Ex-Brooklyn teacher vigorously denies allegations that he molested 5 students
Former teacher Omil Carrasquillo, 38, arrives at State Supreme Court in Brooklyn on March 13.
A former Brooklyn science and bilingual elementary school teacher on trial for sexually molesting five students vigorously denied the allegations Monday.
Omil Carrasquillo took the witness stand on his own behalf in Brooklyn Supreme Court to shoot down allegations that he inappropriately touched five little girls while teaching at P.S. 249 from November 2012 to September 2014.
“No, I never, ever, ever, ever touched a student in an inappropriate way. It’s disgusting," said Carrasquillo.
Carrasquillo, 38, is accused of rubbing his hands on intimate parts of the students, aged 8 to 11, while giving them hugs.
If convicted, Carrasquillo faces up to seven years for each victim.
“If a student was upset, I’d tell them everything was okay. If a student was sad, I’d give them high-fives. Some students would jump on me,” said Carrasquillo who exchanged nicknames with students like Mr. C, Planet X and Grandpa.
An incident inside his classroom with one student sparked a firestorm of allegations that caused administrators to remove him from the classroom, said Carrasquillo.
Carrasquillo refused to report to the Department of Education’s reassignment room and abruptly resigned.
“I was disgusted, disgusted with the education system. I gave them eight years,” he said.
Carrasquillo aspired to become a teacher after seeing an advertisement on the subway while attending John Jay College.
The honorably discharged Army sergeant worked at the Kensington for eight years.
His attorney Anthony Lapinta intends to prove to the jurors that the alleged victims conspired to get his client fired because he became a disciplinarian and one family was able to obtain an U non-immigrant visa in September 2015.

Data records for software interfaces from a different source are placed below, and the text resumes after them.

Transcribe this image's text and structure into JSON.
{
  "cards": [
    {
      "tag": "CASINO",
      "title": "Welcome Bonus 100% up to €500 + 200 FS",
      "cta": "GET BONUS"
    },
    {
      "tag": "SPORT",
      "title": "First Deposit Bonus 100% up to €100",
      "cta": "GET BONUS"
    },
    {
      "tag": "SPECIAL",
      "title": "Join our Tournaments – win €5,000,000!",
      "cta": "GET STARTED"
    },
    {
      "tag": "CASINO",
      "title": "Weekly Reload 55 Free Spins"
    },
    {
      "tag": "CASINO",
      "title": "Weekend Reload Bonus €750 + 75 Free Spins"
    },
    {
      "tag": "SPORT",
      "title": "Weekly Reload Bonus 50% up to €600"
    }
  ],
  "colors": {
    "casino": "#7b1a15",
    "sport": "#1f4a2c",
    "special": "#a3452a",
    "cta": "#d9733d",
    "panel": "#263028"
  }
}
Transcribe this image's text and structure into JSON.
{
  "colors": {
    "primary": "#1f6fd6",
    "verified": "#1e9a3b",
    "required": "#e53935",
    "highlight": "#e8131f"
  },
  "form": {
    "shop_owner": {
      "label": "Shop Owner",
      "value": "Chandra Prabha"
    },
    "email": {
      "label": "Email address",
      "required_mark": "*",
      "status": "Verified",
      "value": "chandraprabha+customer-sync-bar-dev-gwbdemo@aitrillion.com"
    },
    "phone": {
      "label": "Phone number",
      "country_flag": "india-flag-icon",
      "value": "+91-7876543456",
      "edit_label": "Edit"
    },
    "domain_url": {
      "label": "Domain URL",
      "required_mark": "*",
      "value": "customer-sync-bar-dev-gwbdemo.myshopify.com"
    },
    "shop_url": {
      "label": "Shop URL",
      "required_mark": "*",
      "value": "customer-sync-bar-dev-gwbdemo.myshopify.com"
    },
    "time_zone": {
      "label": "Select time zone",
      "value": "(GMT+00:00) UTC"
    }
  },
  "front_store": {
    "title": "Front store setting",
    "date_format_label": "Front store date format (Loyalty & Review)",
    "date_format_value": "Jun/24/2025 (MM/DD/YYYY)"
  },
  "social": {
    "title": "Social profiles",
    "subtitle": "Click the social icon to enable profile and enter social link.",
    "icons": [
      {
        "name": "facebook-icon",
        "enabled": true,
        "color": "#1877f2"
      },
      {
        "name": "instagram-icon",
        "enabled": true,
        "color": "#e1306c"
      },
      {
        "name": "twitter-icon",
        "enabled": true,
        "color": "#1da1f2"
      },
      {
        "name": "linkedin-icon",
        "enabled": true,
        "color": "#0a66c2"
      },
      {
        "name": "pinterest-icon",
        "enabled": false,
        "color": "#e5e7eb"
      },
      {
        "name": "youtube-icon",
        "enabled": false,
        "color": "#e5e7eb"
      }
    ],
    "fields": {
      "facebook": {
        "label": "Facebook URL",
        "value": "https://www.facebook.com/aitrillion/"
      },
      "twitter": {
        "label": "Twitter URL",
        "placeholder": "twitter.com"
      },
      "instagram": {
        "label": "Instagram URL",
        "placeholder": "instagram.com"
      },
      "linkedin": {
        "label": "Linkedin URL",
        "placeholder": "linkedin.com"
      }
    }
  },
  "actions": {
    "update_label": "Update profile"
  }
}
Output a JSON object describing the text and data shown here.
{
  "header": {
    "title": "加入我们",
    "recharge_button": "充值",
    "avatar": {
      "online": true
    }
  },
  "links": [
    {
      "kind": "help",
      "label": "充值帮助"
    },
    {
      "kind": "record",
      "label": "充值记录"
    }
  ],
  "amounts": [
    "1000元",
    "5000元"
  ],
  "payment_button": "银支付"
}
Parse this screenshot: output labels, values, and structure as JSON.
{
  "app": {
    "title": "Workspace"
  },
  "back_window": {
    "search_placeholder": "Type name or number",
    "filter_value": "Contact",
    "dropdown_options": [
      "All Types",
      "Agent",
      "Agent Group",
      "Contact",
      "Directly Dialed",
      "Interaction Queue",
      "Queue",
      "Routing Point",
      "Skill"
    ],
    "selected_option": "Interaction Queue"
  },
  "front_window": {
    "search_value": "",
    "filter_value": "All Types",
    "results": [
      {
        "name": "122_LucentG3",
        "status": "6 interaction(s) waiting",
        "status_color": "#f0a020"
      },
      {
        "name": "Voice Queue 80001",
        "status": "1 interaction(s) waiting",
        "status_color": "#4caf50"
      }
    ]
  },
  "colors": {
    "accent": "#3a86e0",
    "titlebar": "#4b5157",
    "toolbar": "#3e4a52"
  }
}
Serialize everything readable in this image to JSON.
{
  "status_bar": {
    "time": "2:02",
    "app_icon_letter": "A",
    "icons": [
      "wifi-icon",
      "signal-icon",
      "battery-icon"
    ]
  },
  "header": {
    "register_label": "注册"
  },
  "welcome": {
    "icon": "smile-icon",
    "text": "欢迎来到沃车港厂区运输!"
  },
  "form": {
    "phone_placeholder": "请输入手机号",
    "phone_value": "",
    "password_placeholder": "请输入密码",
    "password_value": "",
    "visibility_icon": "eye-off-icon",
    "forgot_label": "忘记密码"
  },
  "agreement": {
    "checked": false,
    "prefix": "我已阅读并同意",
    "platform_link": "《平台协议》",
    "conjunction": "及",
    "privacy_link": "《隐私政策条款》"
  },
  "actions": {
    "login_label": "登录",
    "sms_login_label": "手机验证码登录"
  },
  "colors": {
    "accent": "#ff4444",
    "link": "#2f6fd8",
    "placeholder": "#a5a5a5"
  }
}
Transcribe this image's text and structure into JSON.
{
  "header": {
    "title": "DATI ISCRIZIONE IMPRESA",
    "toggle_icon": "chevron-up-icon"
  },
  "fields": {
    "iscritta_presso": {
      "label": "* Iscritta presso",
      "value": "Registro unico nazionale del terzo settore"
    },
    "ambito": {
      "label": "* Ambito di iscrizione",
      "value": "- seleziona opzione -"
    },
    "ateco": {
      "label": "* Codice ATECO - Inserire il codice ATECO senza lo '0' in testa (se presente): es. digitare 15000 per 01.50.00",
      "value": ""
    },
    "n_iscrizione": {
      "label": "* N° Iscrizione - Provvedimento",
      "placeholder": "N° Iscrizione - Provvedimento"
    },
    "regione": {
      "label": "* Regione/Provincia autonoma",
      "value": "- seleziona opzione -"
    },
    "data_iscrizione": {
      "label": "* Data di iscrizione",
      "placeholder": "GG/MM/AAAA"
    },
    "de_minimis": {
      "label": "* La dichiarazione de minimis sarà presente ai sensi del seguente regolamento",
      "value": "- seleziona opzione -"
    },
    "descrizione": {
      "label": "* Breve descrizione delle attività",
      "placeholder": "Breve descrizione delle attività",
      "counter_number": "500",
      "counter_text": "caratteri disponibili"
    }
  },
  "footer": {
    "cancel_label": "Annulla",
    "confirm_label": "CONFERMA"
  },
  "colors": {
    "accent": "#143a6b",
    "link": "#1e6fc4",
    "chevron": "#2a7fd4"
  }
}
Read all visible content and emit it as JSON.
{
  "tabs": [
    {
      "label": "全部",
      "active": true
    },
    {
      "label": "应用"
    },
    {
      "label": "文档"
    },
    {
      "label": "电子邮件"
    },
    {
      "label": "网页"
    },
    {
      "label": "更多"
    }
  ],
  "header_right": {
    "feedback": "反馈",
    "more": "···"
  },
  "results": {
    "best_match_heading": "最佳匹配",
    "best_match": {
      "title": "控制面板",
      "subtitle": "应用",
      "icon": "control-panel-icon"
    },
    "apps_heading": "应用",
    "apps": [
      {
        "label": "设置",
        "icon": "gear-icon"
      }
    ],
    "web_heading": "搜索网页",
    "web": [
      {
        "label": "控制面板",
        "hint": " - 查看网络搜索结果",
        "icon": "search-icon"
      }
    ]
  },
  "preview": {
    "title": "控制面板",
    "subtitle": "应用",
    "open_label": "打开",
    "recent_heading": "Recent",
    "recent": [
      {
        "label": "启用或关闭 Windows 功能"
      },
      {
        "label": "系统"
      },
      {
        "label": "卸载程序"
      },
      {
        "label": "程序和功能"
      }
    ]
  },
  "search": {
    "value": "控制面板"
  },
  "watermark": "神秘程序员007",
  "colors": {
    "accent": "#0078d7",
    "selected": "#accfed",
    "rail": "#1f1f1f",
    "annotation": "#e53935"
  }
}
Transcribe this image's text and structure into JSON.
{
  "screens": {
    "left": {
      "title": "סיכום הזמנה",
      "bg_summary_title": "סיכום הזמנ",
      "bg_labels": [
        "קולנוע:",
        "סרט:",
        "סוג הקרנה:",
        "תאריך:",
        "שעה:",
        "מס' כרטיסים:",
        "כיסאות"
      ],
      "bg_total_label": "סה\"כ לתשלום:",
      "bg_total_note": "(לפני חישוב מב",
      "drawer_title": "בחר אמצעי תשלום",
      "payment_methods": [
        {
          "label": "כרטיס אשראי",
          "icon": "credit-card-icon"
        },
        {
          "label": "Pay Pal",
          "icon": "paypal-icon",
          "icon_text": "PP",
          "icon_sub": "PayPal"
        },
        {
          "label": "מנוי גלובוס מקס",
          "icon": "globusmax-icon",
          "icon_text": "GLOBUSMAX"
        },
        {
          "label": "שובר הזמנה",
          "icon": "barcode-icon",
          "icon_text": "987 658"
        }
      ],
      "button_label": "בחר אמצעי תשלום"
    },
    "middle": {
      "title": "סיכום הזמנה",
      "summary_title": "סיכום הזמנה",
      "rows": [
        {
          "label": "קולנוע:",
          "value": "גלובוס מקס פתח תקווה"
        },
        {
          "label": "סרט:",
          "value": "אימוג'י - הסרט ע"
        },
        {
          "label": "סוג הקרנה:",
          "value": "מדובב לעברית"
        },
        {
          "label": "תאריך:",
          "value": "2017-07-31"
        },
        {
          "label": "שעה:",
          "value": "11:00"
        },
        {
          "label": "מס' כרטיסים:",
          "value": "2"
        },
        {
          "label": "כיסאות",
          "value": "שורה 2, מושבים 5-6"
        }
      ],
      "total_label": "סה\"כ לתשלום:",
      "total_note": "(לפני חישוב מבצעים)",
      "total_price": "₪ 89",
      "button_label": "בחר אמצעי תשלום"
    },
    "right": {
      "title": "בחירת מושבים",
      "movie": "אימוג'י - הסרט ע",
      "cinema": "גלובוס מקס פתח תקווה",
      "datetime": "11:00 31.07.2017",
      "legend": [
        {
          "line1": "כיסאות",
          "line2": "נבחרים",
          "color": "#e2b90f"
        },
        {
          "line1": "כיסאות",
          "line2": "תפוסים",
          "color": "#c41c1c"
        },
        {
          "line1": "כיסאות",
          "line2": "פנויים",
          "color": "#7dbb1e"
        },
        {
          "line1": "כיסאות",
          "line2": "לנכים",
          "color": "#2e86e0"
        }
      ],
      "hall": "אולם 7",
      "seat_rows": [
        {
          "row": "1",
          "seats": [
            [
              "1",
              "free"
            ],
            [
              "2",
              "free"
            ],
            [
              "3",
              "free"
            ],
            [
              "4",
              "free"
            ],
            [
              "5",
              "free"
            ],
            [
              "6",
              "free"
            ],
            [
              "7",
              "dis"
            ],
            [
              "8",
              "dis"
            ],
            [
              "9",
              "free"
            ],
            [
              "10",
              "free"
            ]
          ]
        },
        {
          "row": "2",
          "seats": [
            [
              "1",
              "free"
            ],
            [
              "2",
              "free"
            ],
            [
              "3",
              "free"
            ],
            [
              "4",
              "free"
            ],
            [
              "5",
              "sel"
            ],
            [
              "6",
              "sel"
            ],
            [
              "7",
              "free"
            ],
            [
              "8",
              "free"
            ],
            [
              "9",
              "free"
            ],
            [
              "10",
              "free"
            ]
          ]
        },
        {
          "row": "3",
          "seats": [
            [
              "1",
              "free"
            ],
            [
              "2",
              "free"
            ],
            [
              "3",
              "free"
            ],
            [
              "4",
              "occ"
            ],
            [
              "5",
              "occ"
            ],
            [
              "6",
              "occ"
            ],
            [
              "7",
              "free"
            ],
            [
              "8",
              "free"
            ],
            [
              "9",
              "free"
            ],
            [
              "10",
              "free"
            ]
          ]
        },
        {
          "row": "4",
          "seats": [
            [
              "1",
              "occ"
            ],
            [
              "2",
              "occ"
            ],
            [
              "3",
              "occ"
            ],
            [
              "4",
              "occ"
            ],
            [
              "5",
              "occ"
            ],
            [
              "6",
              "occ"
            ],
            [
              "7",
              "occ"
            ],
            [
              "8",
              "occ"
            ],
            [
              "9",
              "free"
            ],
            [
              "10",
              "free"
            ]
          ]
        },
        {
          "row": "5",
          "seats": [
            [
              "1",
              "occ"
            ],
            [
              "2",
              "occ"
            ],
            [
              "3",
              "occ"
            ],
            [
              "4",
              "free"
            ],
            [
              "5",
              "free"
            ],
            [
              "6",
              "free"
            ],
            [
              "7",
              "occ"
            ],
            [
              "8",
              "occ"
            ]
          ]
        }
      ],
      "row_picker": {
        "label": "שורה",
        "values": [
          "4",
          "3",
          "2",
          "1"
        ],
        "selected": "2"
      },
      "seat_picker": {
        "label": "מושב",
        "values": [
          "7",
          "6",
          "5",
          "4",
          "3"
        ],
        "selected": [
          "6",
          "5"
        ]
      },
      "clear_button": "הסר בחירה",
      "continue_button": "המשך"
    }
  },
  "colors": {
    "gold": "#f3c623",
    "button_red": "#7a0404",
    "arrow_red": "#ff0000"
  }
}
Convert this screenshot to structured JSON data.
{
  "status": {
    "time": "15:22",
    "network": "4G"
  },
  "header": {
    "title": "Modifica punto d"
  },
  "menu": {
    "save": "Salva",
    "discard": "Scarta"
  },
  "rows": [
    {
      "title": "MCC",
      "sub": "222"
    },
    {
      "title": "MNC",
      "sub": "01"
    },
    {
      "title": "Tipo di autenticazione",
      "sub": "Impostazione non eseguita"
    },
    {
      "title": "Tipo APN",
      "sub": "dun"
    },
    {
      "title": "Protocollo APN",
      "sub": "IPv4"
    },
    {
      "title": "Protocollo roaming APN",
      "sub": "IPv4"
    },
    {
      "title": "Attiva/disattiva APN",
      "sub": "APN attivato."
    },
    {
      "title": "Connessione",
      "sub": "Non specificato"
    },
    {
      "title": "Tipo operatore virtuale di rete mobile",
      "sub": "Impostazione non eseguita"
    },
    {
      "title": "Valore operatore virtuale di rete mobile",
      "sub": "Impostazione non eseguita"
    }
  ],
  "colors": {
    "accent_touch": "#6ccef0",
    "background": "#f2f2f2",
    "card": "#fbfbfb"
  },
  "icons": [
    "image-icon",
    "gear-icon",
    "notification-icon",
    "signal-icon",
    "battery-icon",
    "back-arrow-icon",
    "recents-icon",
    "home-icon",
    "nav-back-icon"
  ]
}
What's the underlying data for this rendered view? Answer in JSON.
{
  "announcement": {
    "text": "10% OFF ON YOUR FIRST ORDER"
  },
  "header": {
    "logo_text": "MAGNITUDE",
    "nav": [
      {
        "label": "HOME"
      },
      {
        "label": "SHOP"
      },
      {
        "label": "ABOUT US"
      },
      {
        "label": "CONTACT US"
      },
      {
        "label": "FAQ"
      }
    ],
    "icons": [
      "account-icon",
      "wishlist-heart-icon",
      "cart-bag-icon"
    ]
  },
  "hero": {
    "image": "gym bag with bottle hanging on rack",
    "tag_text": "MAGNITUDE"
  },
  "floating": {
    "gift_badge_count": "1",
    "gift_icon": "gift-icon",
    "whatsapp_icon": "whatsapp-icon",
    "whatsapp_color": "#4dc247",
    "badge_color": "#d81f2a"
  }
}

Visas are given to immigrants who are victims of serious crimes and are helpful to law enforcement or government officials in the investigation or prosecution of criminal activity, according to the Dept. of Homeland Security website.